But the worst part about his comments and similar ones of the last few years is that they pass on the pitiful fear of scared men. Fear is the contagious poison that is polluting the Body right now. And the best medicine for it is love. Perhaps a tough love from the rest of the body. We’re called not to amputate the poisoned branch, but God willing to heal it and to restore it.

Perhaps there is a powerful Divine coincidence in that Falwell’s comments and the fear-based ideas of individuals like Donald Trump are being brought to light during the Christmas season. The narrative in the Gospels tells us of the threat from King Herod towards young Hebrew children in an around Bethlehem. His fear that this new Messiah would come and take his power led him to the terrifying response of resorting to violence to alleviate his fears and secure his power.

Jesus chose to break that cycle of terror. He did not respond with fear or violence, but instead with love. The Christian witness teaches us that God became incarnate, coming not as a mighty conquering warrior, but a gentle vulnerable baby. The chorus of the angels reflects the moment as they said “Glory to God in the highest and peace and goodwill to His people on earth.” I always thought it ironic that we sing of a “Silent Night” when on this most holy night the air is filled with songs of praise and hope and light, rather than silence.

That is my prayer for Christians this Christmas season, that we would seek peace and goodwill amidst the threat of terror and violence. That we would not let fear change us for the worse. That we would not let fear silence us. That we would be more like Christ and less like Herod.

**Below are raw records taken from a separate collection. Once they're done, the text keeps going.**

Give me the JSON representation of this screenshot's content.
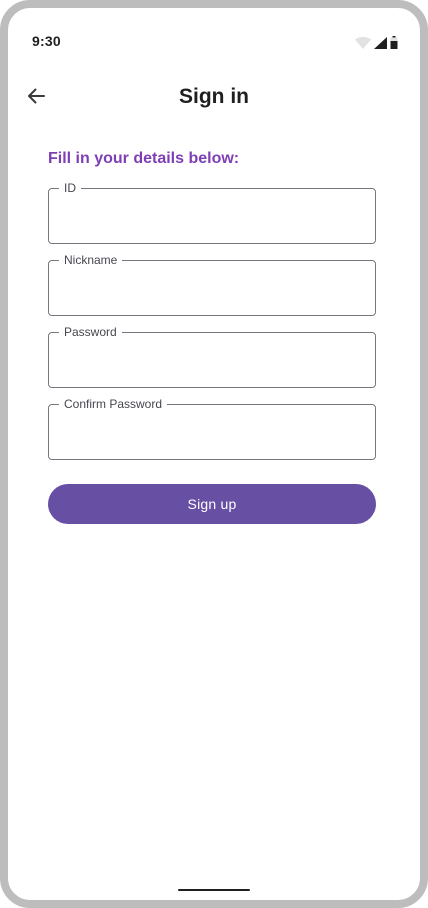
{
  "status_bar": {
    "time": "9:30",
    "icons": [
      "wifi-icon",
      "cellular-signal-icon",
      "battery-icon"
    ]
  },
  "app_bar": {
    "back_icon": "arrow-back-icon",
    "title": "Sign in"
  },
  "form": {
    "instructions": "Fill in your details below:",
    "fields": [
      {
        "label": "ID",
        "value": "",
        "type": "text"
      },
      {
        "label": "Nickname",
        "value": "",
        "type": "text"
      },
      {
        "label": "Password",
        "value": "",
        "type": "password"
      },
      {
        "label": "Confirm Password",
        "value": "",
        "type": "password"
      }
    ],
    "submit_label": "Sign up"
  },
  "colors": {
    "accent": "#6750a4",
    "instructions_text": "#7e3fb5",
    "outline": "#79747e",
    "frame": "#bdbdbd"
  }
}
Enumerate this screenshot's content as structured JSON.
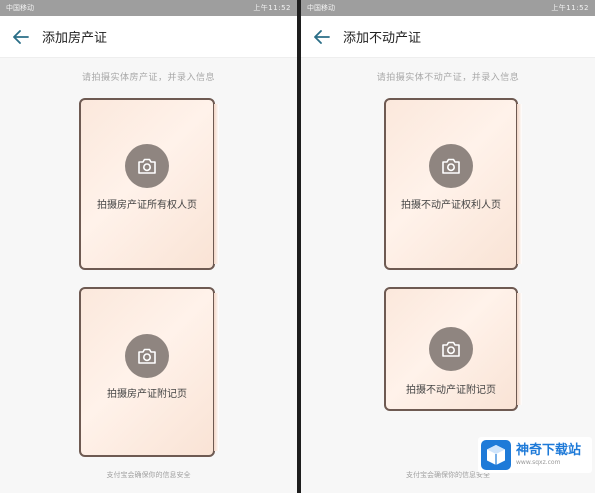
{
  "left": {
    "status": {
      "carrier": "中国移动",
      "time": "上午11:52"
    },
    "title": "添加房产证",
    "hint": "请拍摄实体房产证，并录入信息",
    "cards": [
      {
        "label": "拍摄房产证所有权人页"
      },
      {
        "label": "拍摄房产证附记页"
      }
    ],
    "footer": "支付宝会确保你的信息安全"
  },
  "right": {
    "status": {
      "carrier": "中国移动",
      "time": "上午11:52"
    },
    "title": "添加不动产证",
    "hint": "请拍摄实体不动产证，并录入信息",
    "cards": [
      {
        "label": "拍摄不动产证权利人页"
      },
      {
        "label": "拍摄不动产证附记页"
      }
    ],
    "footer": "支付宝会确保你的信息安全"
  },
  "watermark": {
    "name": "神奇下载站",
    "url": "www.sqxz.com"
  },
  "colors": {
    "back_arrow": "#2a6e87",
    "card_border": "#6e5a52",
    "camera_bg": "#8f8580",
    "watermark_blue": "#1e7ad8"
  }
}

I am hopeful. The great message of Christmas is that no matter how dark the times, Light can burst through and change everything in an instant bringing with It long awaited peace and goodwill. Glory to God in the highest. Do not be afraid.